> [Exercise details]
Within the records, find every line that includes the word "Posting" and copy it.

> [Material supplied]
-------------------------

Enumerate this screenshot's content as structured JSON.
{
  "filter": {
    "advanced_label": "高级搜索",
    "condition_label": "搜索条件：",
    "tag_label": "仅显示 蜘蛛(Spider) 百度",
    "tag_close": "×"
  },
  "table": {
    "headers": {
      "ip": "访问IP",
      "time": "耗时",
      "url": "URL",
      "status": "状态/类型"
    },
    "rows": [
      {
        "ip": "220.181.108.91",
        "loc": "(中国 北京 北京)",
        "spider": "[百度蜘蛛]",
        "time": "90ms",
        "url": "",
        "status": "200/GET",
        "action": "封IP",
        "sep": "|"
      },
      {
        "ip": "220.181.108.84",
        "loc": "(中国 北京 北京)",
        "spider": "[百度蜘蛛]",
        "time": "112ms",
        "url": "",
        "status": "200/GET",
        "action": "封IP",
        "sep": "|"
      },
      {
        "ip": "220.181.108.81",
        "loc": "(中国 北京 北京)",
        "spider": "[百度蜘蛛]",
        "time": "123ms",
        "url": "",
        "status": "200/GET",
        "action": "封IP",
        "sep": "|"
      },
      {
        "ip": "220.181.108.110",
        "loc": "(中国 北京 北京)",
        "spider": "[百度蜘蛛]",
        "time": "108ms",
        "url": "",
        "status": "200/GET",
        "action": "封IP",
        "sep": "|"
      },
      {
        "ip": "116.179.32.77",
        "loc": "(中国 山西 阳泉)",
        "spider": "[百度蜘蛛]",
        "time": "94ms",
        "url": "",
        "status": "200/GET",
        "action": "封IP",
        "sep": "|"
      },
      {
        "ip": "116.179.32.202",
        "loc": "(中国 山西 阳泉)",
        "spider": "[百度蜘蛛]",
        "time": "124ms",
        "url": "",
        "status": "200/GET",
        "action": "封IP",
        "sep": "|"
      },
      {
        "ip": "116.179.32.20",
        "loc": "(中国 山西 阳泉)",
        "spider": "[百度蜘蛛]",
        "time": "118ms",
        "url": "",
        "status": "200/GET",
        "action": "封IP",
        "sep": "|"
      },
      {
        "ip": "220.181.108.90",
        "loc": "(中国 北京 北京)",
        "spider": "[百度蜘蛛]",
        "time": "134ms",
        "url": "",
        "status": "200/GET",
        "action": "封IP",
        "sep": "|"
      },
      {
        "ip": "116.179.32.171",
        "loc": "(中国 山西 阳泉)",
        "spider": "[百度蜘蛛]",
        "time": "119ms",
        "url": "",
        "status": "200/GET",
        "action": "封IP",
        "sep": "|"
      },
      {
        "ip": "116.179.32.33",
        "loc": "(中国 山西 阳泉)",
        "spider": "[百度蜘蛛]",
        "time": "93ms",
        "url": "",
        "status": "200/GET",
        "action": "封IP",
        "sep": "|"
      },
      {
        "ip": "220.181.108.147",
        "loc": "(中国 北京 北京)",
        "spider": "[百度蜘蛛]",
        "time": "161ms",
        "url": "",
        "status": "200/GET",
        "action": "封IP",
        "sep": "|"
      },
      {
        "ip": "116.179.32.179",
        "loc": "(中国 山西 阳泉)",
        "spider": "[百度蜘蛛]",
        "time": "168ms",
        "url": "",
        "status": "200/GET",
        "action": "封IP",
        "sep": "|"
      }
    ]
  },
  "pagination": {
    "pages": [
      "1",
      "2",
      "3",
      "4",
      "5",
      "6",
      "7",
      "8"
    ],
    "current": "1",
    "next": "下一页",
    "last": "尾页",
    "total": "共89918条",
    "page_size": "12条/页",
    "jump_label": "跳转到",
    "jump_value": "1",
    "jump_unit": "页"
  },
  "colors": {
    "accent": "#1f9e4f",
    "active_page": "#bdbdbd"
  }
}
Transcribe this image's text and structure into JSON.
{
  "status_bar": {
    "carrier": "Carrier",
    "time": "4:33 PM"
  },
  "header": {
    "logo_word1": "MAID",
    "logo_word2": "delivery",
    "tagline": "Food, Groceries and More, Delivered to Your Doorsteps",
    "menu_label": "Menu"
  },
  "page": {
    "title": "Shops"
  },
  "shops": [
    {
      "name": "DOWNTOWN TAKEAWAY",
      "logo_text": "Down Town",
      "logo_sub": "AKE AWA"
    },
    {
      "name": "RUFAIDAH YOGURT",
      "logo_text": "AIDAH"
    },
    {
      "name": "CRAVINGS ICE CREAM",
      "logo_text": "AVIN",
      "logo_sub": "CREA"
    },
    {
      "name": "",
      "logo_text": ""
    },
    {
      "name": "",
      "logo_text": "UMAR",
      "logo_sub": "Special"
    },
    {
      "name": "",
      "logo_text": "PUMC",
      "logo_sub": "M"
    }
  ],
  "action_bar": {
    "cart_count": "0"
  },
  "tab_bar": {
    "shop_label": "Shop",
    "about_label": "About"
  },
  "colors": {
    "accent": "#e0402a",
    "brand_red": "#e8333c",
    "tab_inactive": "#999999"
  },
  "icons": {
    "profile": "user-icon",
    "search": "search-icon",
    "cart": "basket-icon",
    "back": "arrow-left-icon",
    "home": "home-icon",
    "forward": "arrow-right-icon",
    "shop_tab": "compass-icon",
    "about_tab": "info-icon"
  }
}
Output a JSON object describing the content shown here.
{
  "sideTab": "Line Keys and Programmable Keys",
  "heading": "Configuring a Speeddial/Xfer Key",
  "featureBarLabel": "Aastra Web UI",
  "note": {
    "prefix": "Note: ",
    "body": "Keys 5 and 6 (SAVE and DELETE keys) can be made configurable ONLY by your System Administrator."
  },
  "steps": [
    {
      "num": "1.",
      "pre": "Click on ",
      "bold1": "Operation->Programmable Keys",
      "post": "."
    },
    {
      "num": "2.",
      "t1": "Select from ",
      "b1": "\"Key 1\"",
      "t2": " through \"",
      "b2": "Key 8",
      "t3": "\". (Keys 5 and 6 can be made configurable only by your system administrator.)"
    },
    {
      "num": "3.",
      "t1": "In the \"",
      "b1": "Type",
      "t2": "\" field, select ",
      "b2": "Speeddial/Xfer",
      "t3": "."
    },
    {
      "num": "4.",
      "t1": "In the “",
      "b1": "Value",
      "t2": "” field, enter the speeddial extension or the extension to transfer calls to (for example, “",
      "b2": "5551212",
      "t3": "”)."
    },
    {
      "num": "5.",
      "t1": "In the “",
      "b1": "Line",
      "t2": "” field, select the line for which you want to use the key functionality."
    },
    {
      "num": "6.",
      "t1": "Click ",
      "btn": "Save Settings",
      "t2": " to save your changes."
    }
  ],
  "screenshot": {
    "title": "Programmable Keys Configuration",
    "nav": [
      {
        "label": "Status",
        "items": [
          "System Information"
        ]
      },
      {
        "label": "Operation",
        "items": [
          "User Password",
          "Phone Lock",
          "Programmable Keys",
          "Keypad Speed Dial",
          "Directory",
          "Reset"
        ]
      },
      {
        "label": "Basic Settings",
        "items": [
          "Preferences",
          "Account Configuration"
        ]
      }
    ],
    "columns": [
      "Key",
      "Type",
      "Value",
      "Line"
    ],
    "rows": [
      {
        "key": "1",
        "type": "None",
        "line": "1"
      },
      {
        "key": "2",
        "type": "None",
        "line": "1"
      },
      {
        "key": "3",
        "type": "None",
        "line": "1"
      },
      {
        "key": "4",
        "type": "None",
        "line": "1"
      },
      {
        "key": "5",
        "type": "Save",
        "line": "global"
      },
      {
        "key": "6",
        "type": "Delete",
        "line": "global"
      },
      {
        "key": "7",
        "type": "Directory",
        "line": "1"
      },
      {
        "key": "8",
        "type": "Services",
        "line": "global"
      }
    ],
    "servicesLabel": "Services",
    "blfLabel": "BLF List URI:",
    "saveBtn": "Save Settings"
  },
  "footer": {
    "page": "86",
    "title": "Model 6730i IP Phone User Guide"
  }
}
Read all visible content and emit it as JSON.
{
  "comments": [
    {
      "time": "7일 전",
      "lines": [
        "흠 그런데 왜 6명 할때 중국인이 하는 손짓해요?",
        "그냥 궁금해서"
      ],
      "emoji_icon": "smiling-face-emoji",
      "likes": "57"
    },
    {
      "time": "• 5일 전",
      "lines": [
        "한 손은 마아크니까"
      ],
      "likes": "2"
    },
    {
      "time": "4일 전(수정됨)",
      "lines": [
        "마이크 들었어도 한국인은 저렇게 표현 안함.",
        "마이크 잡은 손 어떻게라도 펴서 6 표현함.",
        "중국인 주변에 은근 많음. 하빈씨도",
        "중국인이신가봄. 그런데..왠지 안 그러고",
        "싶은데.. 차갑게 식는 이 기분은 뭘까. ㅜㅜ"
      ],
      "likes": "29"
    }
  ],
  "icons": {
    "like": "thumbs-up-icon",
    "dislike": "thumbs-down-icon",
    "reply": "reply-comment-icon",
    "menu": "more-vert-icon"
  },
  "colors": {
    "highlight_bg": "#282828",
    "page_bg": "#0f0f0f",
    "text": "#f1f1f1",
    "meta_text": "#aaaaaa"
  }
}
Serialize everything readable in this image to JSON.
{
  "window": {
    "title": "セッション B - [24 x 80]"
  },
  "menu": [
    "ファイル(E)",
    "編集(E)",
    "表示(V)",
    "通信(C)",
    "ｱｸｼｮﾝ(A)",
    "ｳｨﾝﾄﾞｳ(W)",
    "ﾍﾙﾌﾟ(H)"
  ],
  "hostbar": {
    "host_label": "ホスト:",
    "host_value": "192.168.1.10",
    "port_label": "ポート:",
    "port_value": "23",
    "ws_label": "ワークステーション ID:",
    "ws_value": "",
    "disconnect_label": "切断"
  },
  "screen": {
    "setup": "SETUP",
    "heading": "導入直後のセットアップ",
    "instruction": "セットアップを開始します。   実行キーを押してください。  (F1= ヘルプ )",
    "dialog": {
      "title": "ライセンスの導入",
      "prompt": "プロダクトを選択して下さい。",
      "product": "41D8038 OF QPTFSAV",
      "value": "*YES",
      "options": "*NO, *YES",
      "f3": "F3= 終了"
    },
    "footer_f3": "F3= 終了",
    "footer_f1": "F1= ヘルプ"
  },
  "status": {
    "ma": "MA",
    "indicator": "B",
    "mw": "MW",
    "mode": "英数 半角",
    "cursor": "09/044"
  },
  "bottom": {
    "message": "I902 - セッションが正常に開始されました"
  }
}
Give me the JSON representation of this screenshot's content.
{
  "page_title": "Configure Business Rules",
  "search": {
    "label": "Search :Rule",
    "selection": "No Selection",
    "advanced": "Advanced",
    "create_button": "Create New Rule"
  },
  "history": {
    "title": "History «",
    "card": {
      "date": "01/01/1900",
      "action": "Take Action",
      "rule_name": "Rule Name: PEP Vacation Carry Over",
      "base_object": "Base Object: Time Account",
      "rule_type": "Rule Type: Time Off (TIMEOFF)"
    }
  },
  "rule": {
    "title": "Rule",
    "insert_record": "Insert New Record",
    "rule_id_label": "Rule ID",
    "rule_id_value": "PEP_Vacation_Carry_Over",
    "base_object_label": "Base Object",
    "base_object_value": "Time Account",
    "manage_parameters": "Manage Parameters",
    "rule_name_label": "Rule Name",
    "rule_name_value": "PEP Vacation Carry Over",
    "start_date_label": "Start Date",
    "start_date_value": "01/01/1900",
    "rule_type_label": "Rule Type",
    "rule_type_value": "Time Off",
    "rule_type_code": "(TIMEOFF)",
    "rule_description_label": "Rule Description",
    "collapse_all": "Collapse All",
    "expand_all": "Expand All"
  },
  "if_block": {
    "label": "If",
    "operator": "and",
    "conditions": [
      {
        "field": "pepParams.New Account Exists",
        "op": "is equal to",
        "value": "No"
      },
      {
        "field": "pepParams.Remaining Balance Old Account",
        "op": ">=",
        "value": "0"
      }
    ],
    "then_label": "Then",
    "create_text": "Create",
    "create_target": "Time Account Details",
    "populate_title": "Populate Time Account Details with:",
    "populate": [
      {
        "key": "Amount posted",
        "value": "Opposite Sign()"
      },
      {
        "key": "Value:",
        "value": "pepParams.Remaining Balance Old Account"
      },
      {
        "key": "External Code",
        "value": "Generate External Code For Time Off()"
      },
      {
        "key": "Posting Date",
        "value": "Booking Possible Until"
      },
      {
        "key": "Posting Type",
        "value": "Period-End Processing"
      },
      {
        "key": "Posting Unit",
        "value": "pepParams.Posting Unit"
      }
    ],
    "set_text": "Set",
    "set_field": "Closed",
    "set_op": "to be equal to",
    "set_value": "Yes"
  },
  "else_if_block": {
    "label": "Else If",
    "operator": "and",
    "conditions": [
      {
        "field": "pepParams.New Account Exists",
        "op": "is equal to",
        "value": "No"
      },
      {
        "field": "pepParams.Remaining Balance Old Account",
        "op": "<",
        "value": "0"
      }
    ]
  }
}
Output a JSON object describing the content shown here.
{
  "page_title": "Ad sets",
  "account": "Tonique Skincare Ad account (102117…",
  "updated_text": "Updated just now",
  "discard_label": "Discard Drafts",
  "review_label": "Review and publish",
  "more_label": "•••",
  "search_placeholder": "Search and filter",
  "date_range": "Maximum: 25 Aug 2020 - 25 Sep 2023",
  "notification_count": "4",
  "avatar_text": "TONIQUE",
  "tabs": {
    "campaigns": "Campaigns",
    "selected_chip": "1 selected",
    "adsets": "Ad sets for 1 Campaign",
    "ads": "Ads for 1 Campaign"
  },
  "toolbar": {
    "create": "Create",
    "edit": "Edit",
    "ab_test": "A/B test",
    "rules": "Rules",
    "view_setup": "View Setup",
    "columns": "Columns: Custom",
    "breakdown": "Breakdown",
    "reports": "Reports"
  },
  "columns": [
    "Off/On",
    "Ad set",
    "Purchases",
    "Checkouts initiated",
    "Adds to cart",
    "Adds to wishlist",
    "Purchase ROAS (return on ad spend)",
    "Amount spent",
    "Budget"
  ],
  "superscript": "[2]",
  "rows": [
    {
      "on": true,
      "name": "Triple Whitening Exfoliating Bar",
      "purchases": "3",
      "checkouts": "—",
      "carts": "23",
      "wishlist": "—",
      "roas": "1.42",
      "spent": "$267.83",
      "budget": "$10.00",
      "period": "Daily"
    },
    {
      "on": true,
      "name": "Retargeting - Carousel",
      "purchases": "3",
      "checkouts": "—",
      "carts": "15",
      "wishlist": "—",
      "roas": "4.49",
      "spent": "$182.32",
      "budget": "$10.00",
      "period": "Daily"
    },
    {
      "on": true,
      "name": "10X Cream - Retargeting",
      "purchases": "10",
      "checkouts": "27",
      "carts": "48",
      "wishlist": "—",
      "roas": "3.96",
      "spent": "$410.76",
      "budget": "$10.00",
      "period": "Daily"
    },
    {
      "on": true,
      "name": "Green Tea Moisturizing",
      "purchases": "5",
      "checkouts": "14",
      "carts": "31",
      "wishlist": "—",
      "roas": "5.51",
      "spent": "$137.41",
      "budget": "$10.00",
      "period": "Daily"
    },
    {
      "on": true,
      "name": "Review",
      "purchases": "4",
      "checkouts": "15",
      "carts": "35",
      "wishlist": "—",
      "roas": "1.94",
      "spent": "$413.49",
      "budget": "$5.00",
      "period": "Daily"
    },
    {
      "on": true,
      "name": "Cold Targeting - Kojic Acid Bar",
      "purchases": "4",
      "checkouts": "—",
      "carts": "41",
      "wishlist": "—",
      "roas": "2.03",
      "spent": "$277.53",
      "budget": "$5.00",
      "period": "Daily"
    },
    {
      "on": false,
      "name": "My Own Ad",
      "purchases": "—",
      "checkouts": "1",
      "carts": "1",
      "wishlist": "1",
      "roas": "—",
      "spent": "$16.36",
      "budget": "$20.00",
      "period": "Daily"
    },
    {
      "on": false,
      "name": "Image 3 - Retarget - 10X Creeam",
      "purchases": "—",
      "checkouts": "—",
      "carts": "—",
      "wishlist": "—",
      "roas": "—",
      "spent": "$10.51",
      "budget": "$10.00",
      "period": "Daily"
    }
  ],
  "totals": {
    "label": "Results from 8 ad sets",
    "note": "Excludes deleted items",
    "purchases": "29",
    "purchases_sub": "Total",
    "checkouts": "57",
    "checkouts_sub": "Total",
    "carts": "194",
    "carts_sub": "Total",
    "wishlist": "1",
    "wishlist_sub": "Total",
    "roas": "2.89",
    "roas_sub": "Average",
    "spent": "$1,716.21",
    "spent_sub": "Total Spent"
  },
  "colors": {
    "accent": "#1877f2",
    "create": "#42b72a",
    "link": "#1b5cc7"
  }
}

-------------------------

> [Task result]
        "key": "Posting Date",
        "key": "Posting Type",
        "key": "Posting Unit",
        "value": "pepParams.Posting Unit"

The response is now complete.